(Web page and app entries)
▶
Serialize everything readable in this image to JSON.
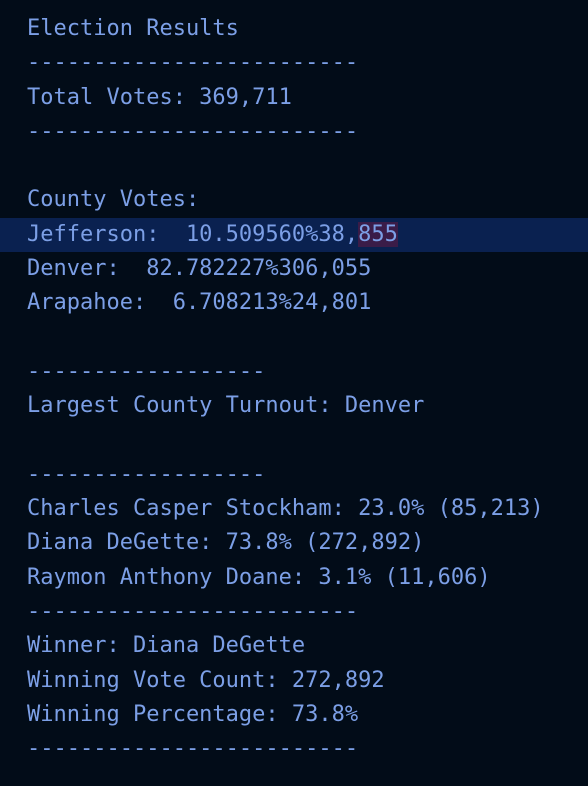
{
  "report": {
    "title": "Election Results",
    "sep_long": "-------------------------",
    "sep_short": "------------------",
    "total_votes": "Total Votes: 369,711",
    "county_header": "County Votes:",
    "counties": [
      {
        "before_sel": "Jefferson:  10.509560%38,",
        "sel": "855",
        "text": "Jefferson:  10.509560%38,855"
      },
      {
        "text": "Denver:  82.782227%306,055"
      },
      {
        "text": "Arapahoe:  6.708213%24,801"
      }
    ],
    "largest_county": "Largest County Turnout: Denver",
    "candidates": [
      "Charles Casper Stockham: 23.0% (85,213)",
      "Diana DeGette: 73.8% (272,892)",
      "Raymon Anthony Doane: 3.1% (11,606)"
    ],
    "winner": "Winner: Diana DeGette",
    "winning_vote_count": "Winning Vote Count: 272,892",
    "winning_percentage": "Winning Percentage: 73.8%"
  },
  "colors": {
    "background": "#020c18",
    "text": "#7c9fe6",
    "current_line": "#0a2150",
    "selection": "#3a1c48"
  }
}
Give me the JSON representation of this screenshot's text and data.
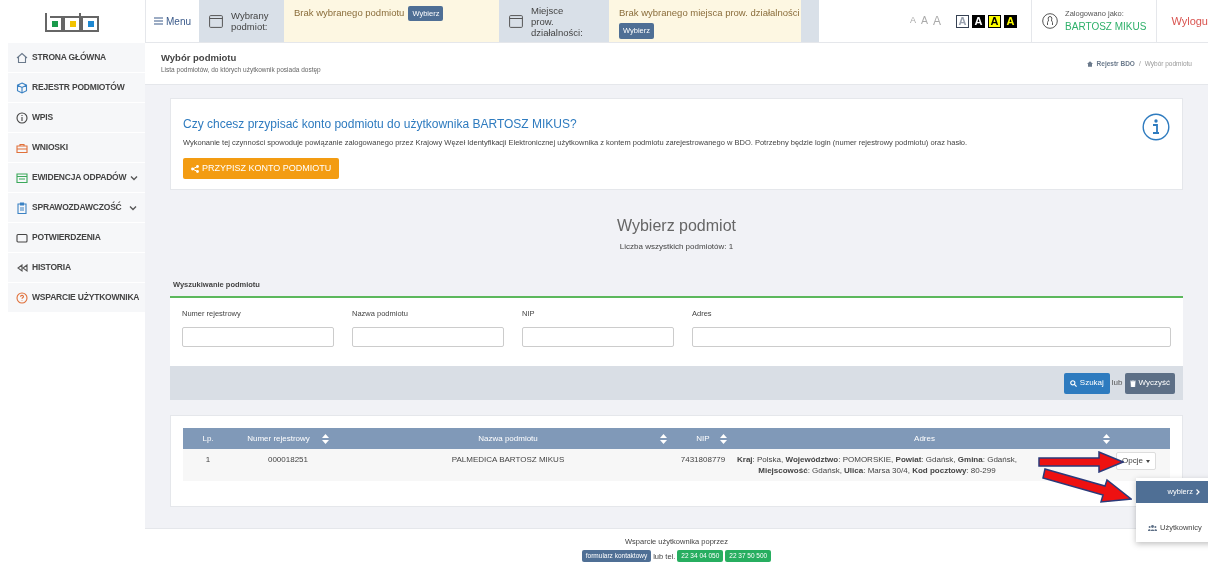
{
  "topbar": {
    "menu": "Menu",
    "entity": {
      "label": "Wybrany podmiot:",
      "value": "Brak wybranego podmiotu",
      "button": "Wybierz"
    },
    "place": {
      "label": "Miejsce prow. działalności:",
      "value": "Brak wybranego miejsca prow. działalności",
      "button": "Wybierz"
    },
    "font_sizes": [
      "A",
      "A",
      "A"
    ],
    "contrast": [
      {
        "label": "A",
        "kind": "white"
      },
      {
        "label": "A",
        "kind": "black"
      },
      {
        "label": "A",
        "kind": "yellow"
      },
      {
        "label": "A",
        "kind": "dark"
      }
    ],
    "user": {
      "label": "Zalogowano jako:",
      "name": "BARTOSZ MIKUS"
    },
    "logout": "Wylogu"
  },
  "sidebar": {
    "items": [
      {
        "label": "STRONA GŁÓWNA",
        "expandable": false
      },
      {
        "label": "REJESTR PODMIOTÓW",
        "expandable": false
      },
      {
        "label": "WPIS",
        "expandable": false
      },
      {
        "label": "WNIOSKI",
        "expandable": false
      },
      {
        "label": "EWIDENCJA ODPADÓW",
        "expandable": true
      },
      {
        "label": "SPRAWOZDAWCZOŚĆ",
        "expandable": true
      },
      {
        "label": "POTWIERDZENIA",
        "expandable": false
      },
      {
        "label": "HISTORIA",
        "expandable": false
      },
      {
        "label": "WSPARCIE UŻYTKOWNIKA",
        "expandable": false
      }
    ]
  },
  "page_header": {
    "title": "Wybór podmiotu",
    "subtitle": "Lista podmiotów, do których użytkownik posiada dostęp",
    "breadcrumb": [
      "Rejestr BDO",
      "/",
      "Wybór podmiotu"
    ]
  },
  "info": {
    "title": "Czy chcesz przypisać konto podmiotu do użytkownika BARTOSZ MIKUS?",
    "text": "Wykonanie tej czynności spowoduje powiązanie zalogowanego przez Krajowy Węzeł Identyfikacji Elektronicznej użytkownika z kontem podmiotu zarejestrowanego w BDO. Potrzebny będzie login (numer rejestrowy podmiotu) oraz hasło.",
    "button": "PRZYPISZ KONTO PODMIOTU"
  },
  "chooser": {
    "title": "Wybierz podmiot",
    "count": "Liczba wszystkich podmiotów: 1"
  },
  "search": {
    "title": "Wyszukiwanie podmiotu",
    "fields": [
      {
        "label": "Numer rejestrowy"
      },
      {
        "label": "Nazwa podmiotu"
      },
      {
        "label": "NIP"
      },
      {
        "label": "Adres"
      }
    ],
    "search_button": "Szukaj",
    "or": "lub",
    "clear_button": "Wyczyść"
  },
  "table": {
    "columns": [
      {
        "label": "Lp.",
        "sortable": false
      },
      {
        "label": "Numer rejestrowy",
        "sortable": true
      },
      {
        "label": "Nazwa podmiotu",
        "sortable": true
      },
      {
        "label": "NIP",
        "sortable": true
      },
      {
        "label": "Adres",
        "sortable": true
      }
    ],
    "rows": [
      {
        "cells": [
          "1",
          "000018251",
          "PALMEDICA BARTOSZ MIKUS",
          "7431808779",
          "**Kraj**: Polska, **Województwo**: POMORSKIE, **Powiat**: Gdańsk, **Gmina**: Gdańsk, **Miejscowość**: Gdańsk, **Ulica**: Marsa 30/4, **Kod pocztowy**: 80-299"
        ],
        "options": "Opcje"
      }
    ],
    "menu": [
      {
        "label": "wybierz",
        "selected": true
      },
      {
        "label": "Użytkownicy",
        "selected": false
      }
    ]
  },
  "footer": {
    "text": "Wsparcie użytkownika poprzez",
    "contact": "formularz kontaktowy",
    "or": "lub tel.",
    "phones": [
      "22 34 04 050",
      "22 37 50 500"
    ]
  }
}
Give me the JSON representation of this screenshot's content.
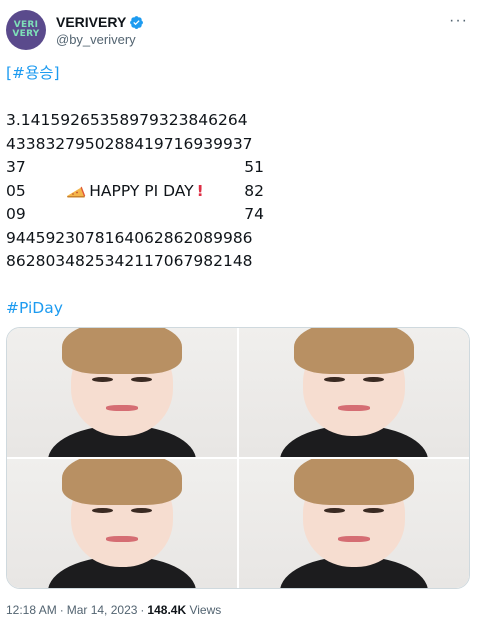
{
  "account": {
    "avatar_text_top": "VERI",
    "avatar_text_bottom": "VERY",
    "display_name": "VERIVERY",
    "handle": "@by_verivery",
    "more_icon": "more-horizontal-icon",
    "verified_icon": "verified-badge-icon"
  },
  "tweet": {
    "hashtag_top": "[#용승]",
    "pi_line1": "3.14159265358979323846264",
    "pi_line2": "4338327950288419716939937",
    "row1_left": "37",
    "row1_right": "51",
    "row2_left": "05",
    "happy_text": "HAPPY PI DAY",
    "row2_right": "82",
    "row3_left": "09",
    "row3_right": "74",
    "pi_line6": "9445923078164062862089986",
    "pi_line7": "8628034825342117067982148",
    "hashtag_bottom": "#PiDay"
  },
  "media": {
    "photos": [
      "photo 1",
      "photo 2",
      "photo 3",
      "photo 4"
    ]
  },
  "meta": {
    "time": "12:18 AM",
    "date": "Mar 14, 2023",
    "views_count": "148.4K",
    "views_label": "Views"
  },
  "colors": {
    "link": "#1d9bf0",
    "text": "#0f1419",
    "muted": "#536471",
    "verified": "#1d9bf0",
    "exclamation": "#dd2e44"
  }
}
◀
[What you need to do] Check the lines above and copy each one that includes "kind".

[Solution to this exercise]
        "kind": "white"
        "kind": "black"
        "kind": "yellow"
        "kind": "dark"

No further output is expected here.